Bachelor of Arts (BA), International Bachelor of Arts (iBA)
Expand your understanding of world cultures and the diversity of human experience.
Our program devotes particular attention to the ways in which peoples from various times and places have expressed cultural values, practices, and ideas of a philosophical, religious, moral, political and aesthetic nature. Our courses foster a critical approach to reading and research that, in helping students learn to identify and question preconceived assumptions and values, allows them to engage with and appreciate the interrelationships between diverse value systems. In turn, students develop a critical understanding of the human and of human community.
Our graduates have pursued careers in teaching, law, journalism, creative writing, editing, publishing, digital media and much more.
Our core program offers a wide array of courses across a variety of humanities disciplines. Students can focus their degree by specializing in one of our four streams: Power, Diaspora, Race; Arts, Material and Popular Cultures; Digital, Technological, Natural Worlds; Texts, Contexts, Interpretations.
What you’ll learn
- To understand and appreciate the rich diversity of human cultures over time and across the globe.

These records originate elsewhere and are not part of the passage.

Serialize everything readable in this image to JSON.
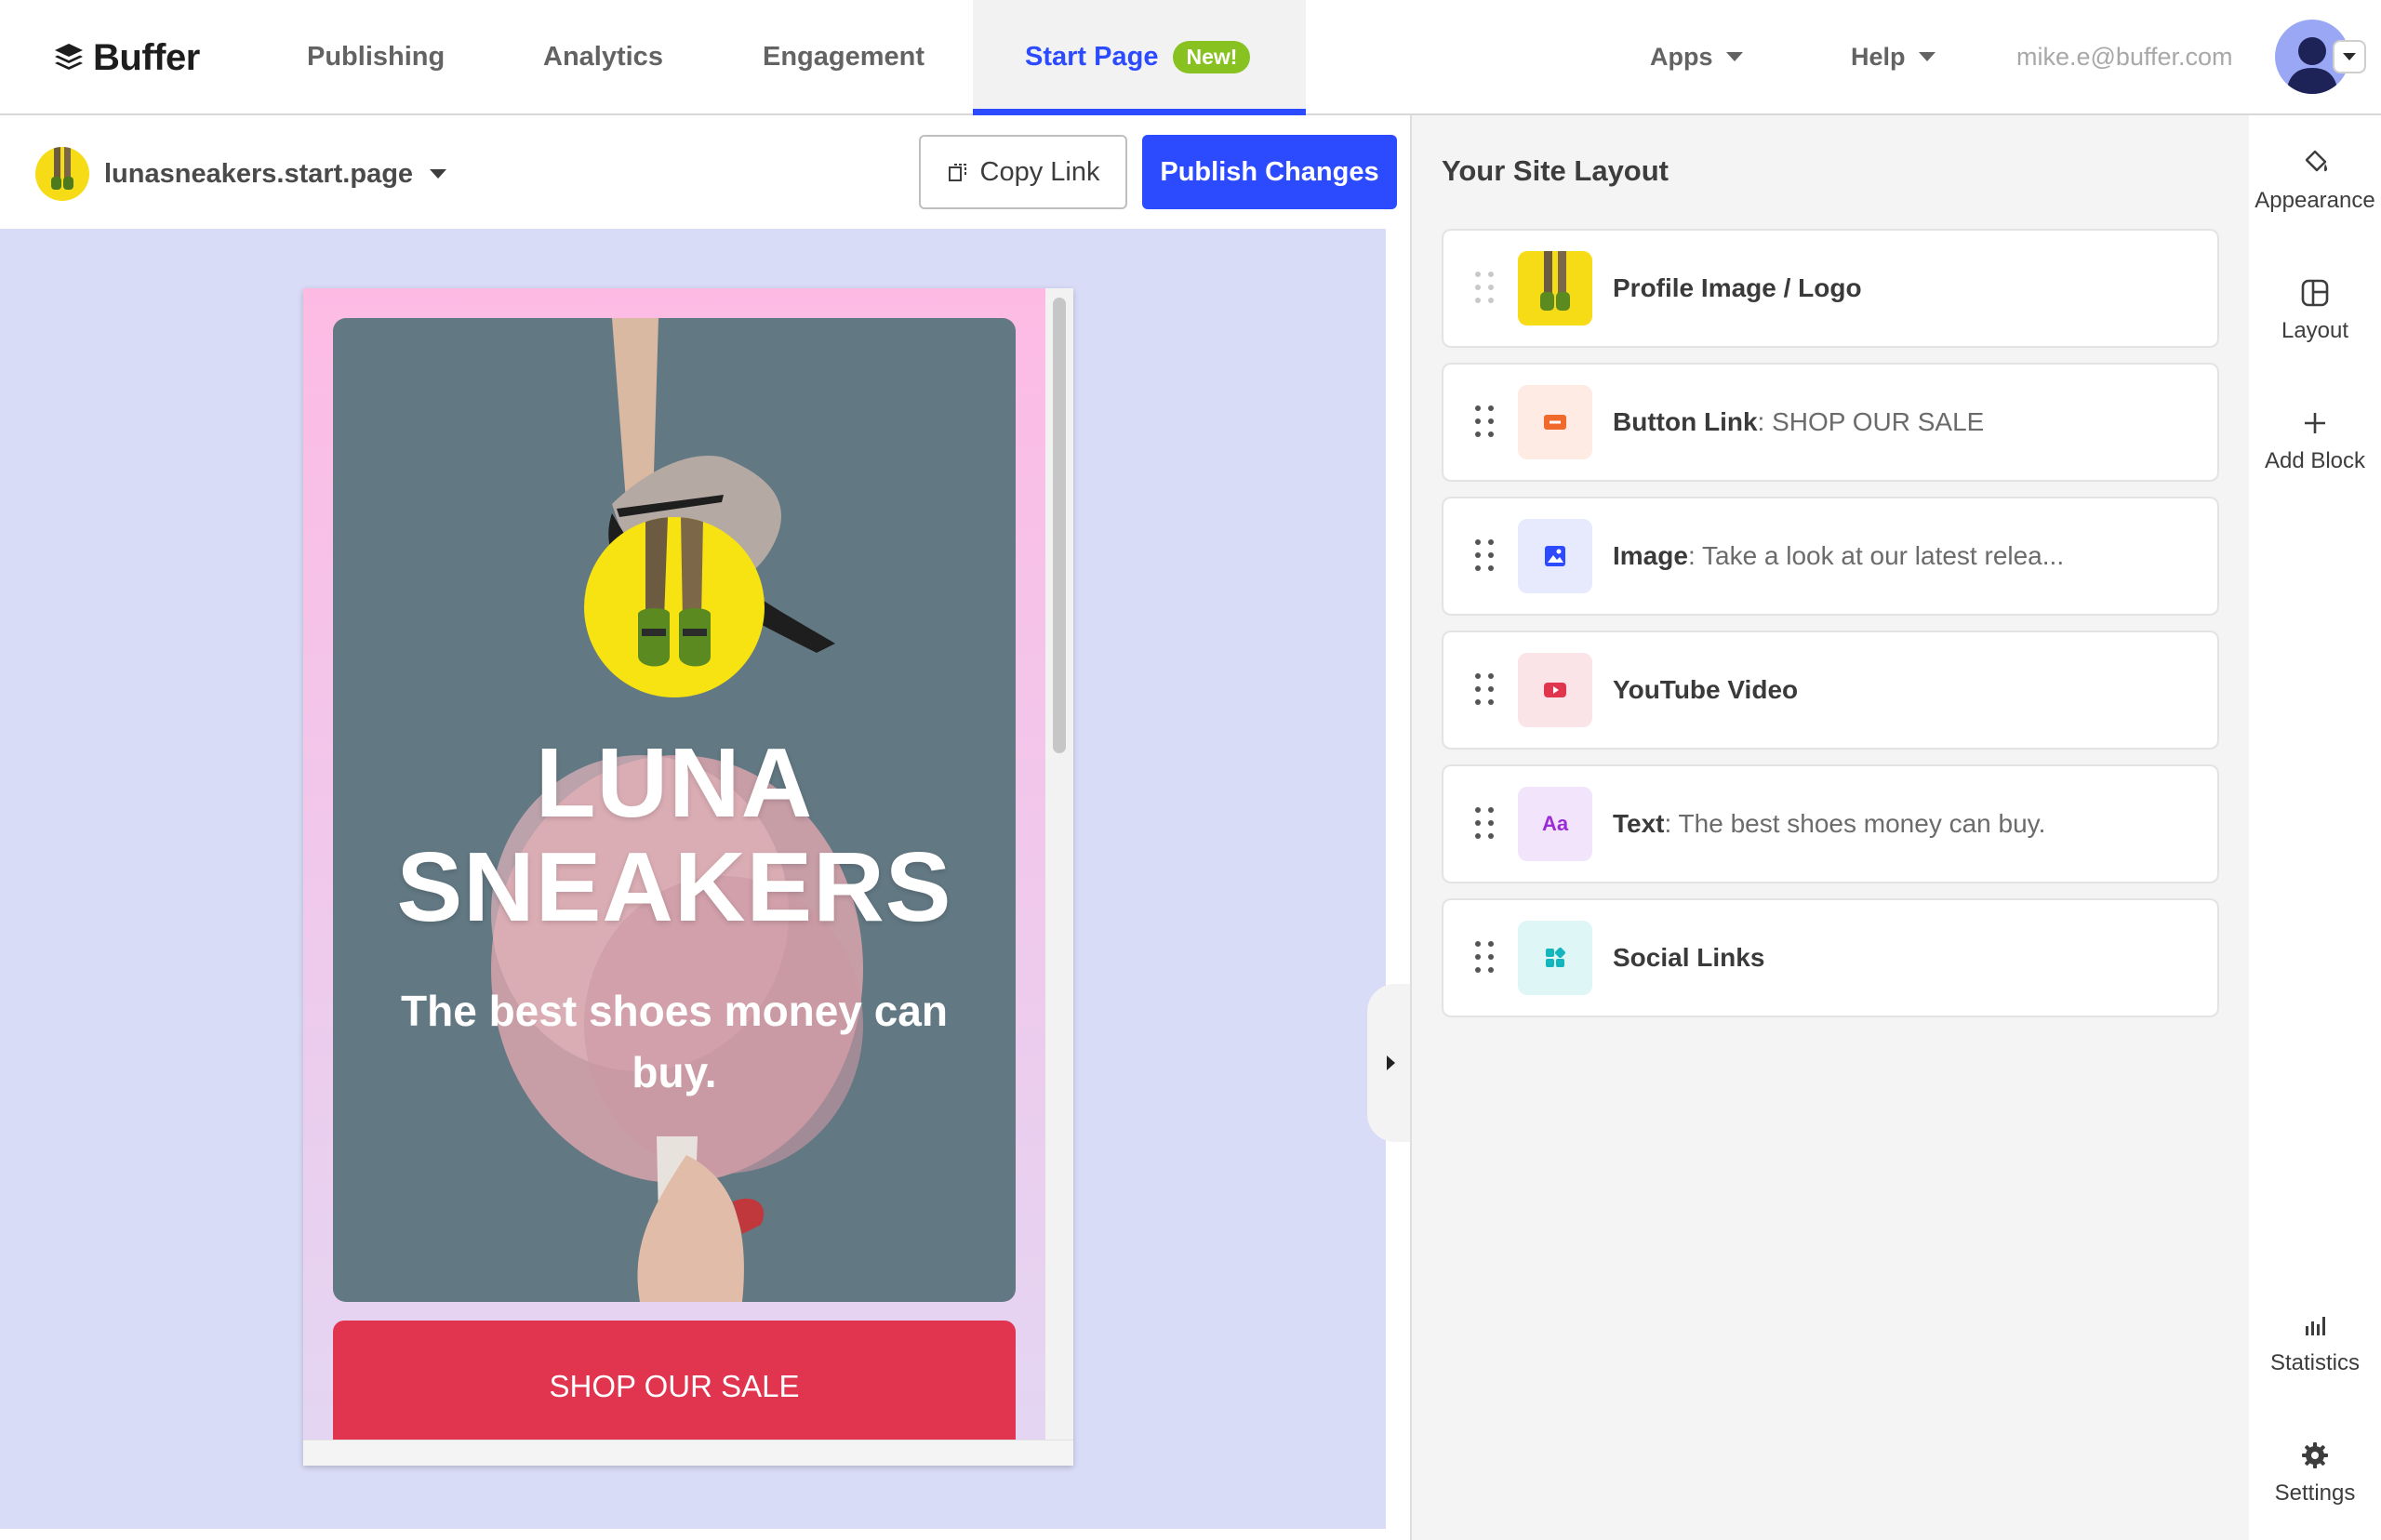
{
  "app": {
    "brand": "Buffer"
  },
  "nav": {
    "items": [
      {
        "label": "Publishing"
      },
      {
        "label": "Analytics"
      },
      {
        "label": "Engagement"
      },
      {
        "label": "Start Page",
        "badge": "New!",
        "active": true
      }
    ],
    "apps_label": "Apps",
    "help_label": "Help",
    "user_email": "mike.e@buffer.com"
  },
  "editor": {
    "site_name": "lunasneakers.start.page",
    "copy_link_label": "Copy Link",
    "publish_label": "Publish Changes"
  },
  "preview": {
    "title_line1": "LUNA",
    "title_line2": "SNEAKERS",
    "subtitle": "The best shoes money can buy.",
    "button_label": "SHOP OUR SALE"
  },
  "layout_panel": {
    "title": "Your Site Layout",
    "blocks": [
      {
        "name": "Profile Image / Logo",
        "detail": "",
        "icon": "profile-image-thumbnail"
      },
      {
        "name": "Button Link",
        "detail": ": SHOP OUR SALE",
        "icon": "button-link-icon"
      },
      {
        "name": "Image",
        "detail": ": Take a look at our latest relea...",
        "icon": "image-icon"
      },
      {
        "name": "YouTube Video",
        "detail": "",
        "icon": "youtube-icon"
      },
      {
        "name": "Text",
        "detail": ": The best shoes money can buy.",
        "icon": "text-icon"
      },
      {
        "name": "Social Links",
        "detail": "",
        "icon": "social-links-icon"
      }
    ]
  },
  "toolbar": {
    "appearance": "Appearance",
    "layout": "Layout",
    "add_block": "Add Block",
    "statistics": "Statistics",
    "settings": "Settings"
  },
  "colors": {
    "accent": "#2c4bff",
    "new_badge": "#87c221",
    "shop_button": "#e0344f",
    "canvas_bg": "#d8dcf6",
    "hero_bg": "#627883"
  }
}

- To identify and question the assumptions, principles, values and ideas of the cultures and communities they study.
- To acknowledge and examine their own beliefs and values as they explore diverse cultures and their forms of expression.

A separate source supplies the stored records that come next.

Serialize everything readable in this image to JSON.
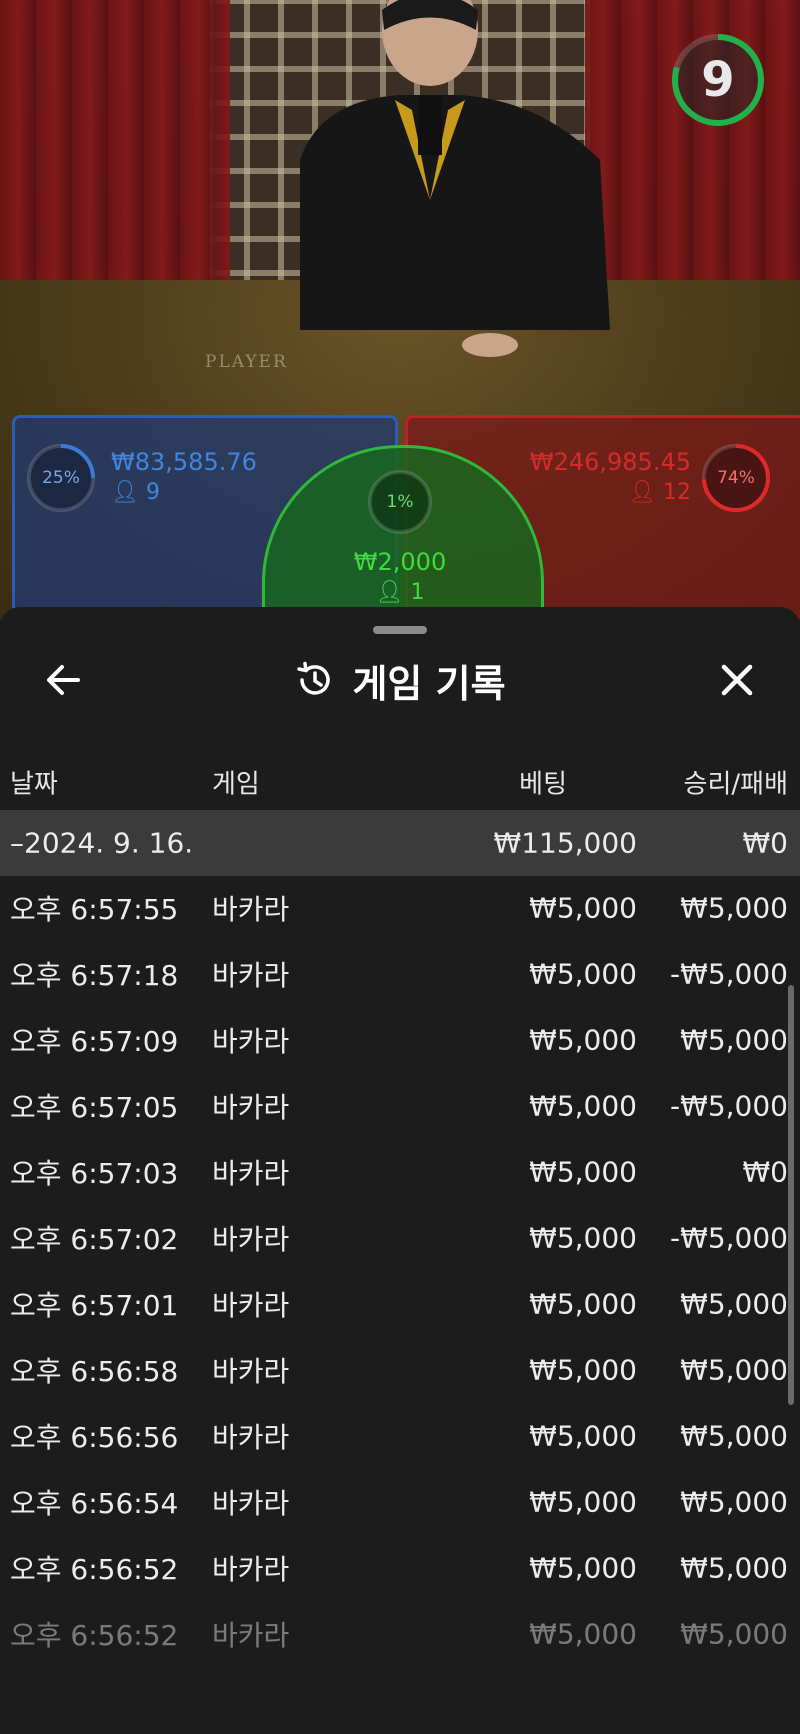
{
  "game": {
    "timer": "9",
    "table_label": "PLAYER",
    "player": {
      "percent": "25%",
      "amount": "₩83,585.76",
      "count": "9"
    },
    "banker": {
      "percent": "74%",
      "amount": "₩246,985.45",
      "count": "12"
    },
    "tie": {
      "percent": "1%",
      "amount": "₩2,000",
      "count": "1"
    }
  },
  "sheet": {
    "title": "게임 기록",
    "columns": {
      "date": "날짜",
      "game": "게임",
      "bet": "베팅",
      "win_loss": "승리/패배"
    },
    "date_group": {
      "date": "–2024. 9. 16.",
      "bet": "₩115,000",
      "win_loss": "₩0"
    },
    "rows": [
      {
        "time": "오후 6:57:55",
        "game": "바카라",
        "bet": "₩5,000",
        "win_loss": "₩5,000"
      },
      {
        "time": "오후 6:57:18",
        "game": "바카라",
        "bet": "₩5,000",
        "win_loss": "-₩5,000"
      },
      {
        "time": "오후 6:57:09",
        "game": "바카라",
        "bet": "₩5,000",
        "win_loss": "₩5,000"
      },
      {
        "time": "오후 6:57:05",
        "game": "바카라",
        "bet": "₩5,000",
        "win_loss": "-₩5,000"
      },
      {
        "time": "오후 6:57:03",
        "game": "바카라",
        "bet": "₩5,000",
        "win_loss": "₩0"
      },
      {
        "time": "오후 6:57:02",
        "game": "바카라",
        "bet": "₩5,000",
        "win_loss": "-₩5,000"
      },
      {
        "time": "오후 6:57:01",
        "game": "바카라",
        "bet": "₩5,000",
        "win_loss": "₩5,000"
      },
      {
        "time": "오후 6:56:58",
        "game": "바카라",
        "bet": "₩5,000",
        "win_loss": "₩5,000"
      },
      {
        "time": "오후 6:56:56",
        "game": "바카라",
        "bet": "₩5,000",
        "win_loss": "₩5,000"
      },
      {
        "time": "오후 6:56:54",
        "game": "바카라",
        "bet": "₩5,000",
        "win_loss": "₩5,000"
      },
      {
        "time": "오후 6:56:52",
        "game": "바카라",
        "bet": "₩5,000",
        "win_loss": "₩5,000"
      },
      {
        "time": "오후 6:56:52",
        "game": "바카라",
        "bet": "₩5,000",
        "win_loss": "₩5,000"
      }
    ]
  },
  "colors": {
    "player": "#2a5cb8",
    "banker": "#c02222",
    "tie": "#2fb83a",
    "timer_ring": "#22b04a"
  }
}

- Engage with acclaimed authors by participating in our Canadian Writers in Person series.
- Enrol in HUMA 3207/CLTR 3150 Doing Culture: Narratives in Cultural Production, a course that pairs students with art institutions across Toronto to conduct community-based research.
- Take our Cross-Campus Capstone Classroom course, the winner of the 2019 Airbus Global Engineering Dean's Council Diversity Award.

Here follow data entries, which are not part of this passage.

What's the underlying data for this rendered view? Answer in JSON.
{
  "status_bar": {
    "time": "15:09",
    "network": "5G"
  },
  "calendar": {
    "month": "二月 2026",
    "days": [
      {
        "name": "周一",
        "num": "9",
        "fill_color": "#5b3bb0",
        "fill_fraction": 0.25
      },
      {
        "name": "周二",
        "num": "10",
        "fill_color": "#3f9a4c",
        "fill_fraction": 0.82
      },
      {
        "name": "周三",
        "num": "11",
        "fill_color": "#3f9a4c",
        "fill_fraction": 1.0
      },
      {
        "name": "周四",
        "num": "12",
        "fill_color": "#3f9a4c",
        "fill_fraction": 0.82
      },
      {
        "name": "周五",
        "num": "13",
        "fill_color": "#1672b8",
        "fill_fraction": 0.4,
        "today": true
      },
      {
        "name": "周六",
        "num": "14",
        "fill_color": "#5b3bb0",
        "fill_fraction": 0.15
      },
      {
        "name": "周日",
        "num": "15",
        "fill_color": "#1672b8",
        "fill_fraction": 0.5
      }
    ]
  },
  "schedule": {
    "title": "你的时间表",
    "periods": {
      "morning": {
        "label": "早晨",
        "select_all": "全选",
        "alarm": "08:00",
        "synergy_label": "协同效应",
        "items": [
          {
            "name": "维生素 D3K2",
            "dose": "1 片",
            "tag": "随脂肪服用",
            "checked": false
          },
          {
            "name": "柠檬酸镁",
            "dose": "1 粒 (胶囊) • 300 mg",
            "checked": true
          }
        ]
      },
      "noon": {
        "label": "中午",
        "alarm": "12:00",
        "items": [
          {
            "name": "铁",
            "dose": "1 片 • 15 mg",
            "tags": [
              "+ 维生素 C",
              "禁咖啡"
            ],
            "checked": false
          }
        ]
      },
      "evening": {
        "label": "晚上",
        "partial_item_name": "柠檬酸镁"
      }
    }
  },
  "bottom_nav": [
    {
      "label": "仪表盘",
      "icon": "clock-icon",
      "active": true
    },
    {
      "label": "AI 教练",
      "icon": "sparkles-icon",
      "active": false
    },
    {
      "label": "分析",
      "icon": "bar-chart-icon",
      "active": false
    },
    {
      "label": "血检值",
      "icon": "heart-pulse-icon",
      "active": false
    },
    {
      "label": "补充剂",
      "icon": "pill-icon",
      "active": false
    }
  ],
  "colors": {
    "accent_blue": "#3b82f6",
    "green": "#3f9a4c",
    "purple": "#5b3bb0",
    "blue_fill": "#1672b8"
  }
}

This is an integrated field of study that brings several disciplines together - such as history, literature, religion and expressive arts. In a single course, you may be studying an Ancient Greek epic in one week, and in the following week be thinking about how access to perpetual information has changed the way you that interact with the world. These teachings help you to develop career paths, and employers want the skills that humanities students gain.
— Elicia Clements
Chair & Associate Professor, Department of Humanities